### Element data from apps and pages
*****
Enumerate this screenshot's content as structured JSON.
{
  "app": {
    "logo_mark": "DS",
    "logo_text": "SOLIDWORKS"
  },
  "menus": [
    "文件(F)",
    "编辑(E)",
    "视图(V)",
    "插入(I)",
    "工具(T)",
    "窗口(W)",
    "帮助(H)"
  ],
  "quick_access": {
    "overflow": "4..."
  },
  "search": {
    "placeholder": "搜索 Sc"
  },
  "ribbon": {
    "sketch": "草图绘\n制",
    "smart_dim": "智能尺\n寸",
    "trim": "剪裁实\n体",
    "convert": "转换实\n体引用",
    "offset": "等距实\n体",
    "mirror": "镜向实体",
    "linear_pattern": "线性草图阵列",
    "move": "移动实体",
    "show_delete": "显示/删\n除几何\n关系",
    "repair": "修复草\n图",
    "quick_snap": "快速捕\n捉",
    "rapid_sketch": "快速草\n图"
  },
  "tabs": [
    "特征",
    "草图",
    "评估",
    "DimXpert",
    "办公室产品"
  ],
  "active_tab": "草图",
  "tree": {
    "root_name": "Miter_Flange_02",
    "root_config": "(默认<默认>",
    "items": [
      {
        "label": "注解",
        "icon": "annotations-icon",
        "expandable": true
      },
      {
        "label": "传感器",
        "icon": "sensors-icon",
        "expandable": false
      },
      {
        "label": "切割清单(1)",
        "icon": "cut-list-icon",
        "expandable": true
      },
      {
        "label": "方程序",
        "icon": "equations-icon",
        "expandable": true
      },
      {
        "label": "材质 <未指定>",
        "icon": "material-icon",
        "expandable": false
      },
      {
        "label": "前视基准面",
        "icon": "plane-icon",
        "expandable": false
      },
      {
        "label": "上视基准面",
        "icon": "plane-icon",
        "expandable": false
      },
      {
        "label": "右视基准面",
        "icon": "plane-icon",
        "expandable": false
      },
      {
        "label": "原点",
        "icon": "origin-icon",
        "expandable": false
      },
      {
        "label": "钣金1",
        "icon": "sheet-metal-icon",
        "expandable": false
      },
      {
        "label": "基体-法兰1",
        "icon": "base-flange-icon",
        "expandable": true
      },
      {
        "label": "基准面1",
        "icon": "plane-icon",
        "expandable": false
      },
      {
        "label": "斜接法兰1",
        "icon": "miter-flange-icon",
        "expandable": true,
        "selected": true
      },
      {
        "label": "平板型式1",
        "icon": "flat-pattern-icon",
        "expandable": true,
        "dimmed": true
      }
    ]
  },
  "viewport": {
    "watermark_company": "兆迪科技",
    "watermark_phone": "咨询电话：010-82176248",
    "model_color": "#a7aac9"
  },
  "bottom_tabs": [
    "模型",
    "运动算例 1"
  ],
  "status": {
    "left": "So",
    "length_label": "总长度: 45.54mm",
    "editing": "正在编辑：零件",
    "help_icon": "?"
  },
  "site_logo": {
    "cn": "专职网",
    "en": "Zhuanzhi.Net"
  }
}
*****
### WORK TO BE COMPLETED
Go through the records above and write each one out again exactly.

### THE ANSWER
Enumerate this screenshot's content as structured JSON.
{
  "app": {
    "logo_mark": "DS",
    "logo_text": "SOLIDWORKS"
  },
  "menus": [
    "文件(F)",
    "编辑(E)",
    "视图(V)",
    "插入(I)",
    "工具(T)",
    "窗口(W)",
    "帮助(H)"
  ],
  "quick_access": {
    "overflow": "4..."
  },
  "search": {
    "placeholder": "搜索 Sc"
  },
  "ribbon": {
    "sketch": "草图绘\n制",
    "smart_dim": "智能尺\n寸",
    "trim": "剪裁实\n体",
    "convert": "转换实\n体引用",
    "offset": "等距实\n体",
    "mirror": "镜向实体",
    "linear_pattern": "线性草图阵列",
    "move": "移动实体",
    "show_delete": "显示/删\n除几何\n关系",
    "repair": "修复草\n图",
    "quick_snap": "快速捕\n捉",
    "rapid_sketch": "快速草\n图"
  },
  "tabs": [
    "特征",
    "草图",
    "评估",
    "DimXpert",
    "办公室产品"
  ],
  "active_tab": "草图",
  "tree": {
    "root_name": "Miter_Flange_02",
    "root_config": "(默认<默认>",
    "items": [
      {
        "label": "注解",
        "icon": "annotations-icon",
        "expandable": true
      },
      {
        "label": "传感器",
        "icon": "sensors-icon",
        "expandable": false
      },
      {
        "label": "切割清单(1)",
        "icon": "cut-list-icon",
        "expandable": true
      },
      {
        "label": "方程序",
        "icon": "equations-icon",
        "expandable": true
      },
      {
        "label": "材质 <未指定>",
        "icon": "material-icon",
        "expandable": false
      },
      {
        "label": "前视基准面",
        "icon": "plane-icon",
        "expandable": false
      },
      {
        "label": "上视基准面",
        "icon": "plane-icon",
        "expandable": false
      },
      {
        "label": "右视基准面",
        "icon": "plane-icon",
        "expandable": false
      },
      {
        "label": "原点",
        "icon": "origin-icon",
        "expandable": false
      },
      {
        "label": "钣金1",
        "icon": "sheet-metal-icon",
        "expandable": false
      },
      {
        "label": "基体-法兰1",
        "icon": "base-flange-icon",
        "expandable": true
      },
      {
        "label": "基准面1",
        "icon": "plane-icon",
        "expandable": false
      },
      {
        "label": "斜接法兰1",
        "icon": "miter-flange-icon",
        "expandable": true,
        "selected": true
      },
      {
        "label": "平板型式1",
        "icon": "flat-pattern-icon",
        "expandable": true,
        "dimmed": true
      }
    ]
  },
  "viewport": {
    "watermark_company": "兆迪科技",
    "watermark_phone": "咨询电话：010-82176248",
    "model_color": "#a7aac9"
  },
  "bottom_tabs": [
    "模型",
    "运动算例 1"
  ],
  "status": {
    "left": "So",
    "length_label": "总长度: 45.54mm",
    "editing": "正在编辑：零件",
    "help_icon": "?"
  },
  "site_logo": {
    "cn": "专职网",
    "en": "Zhuanzhi.Net"
  }
}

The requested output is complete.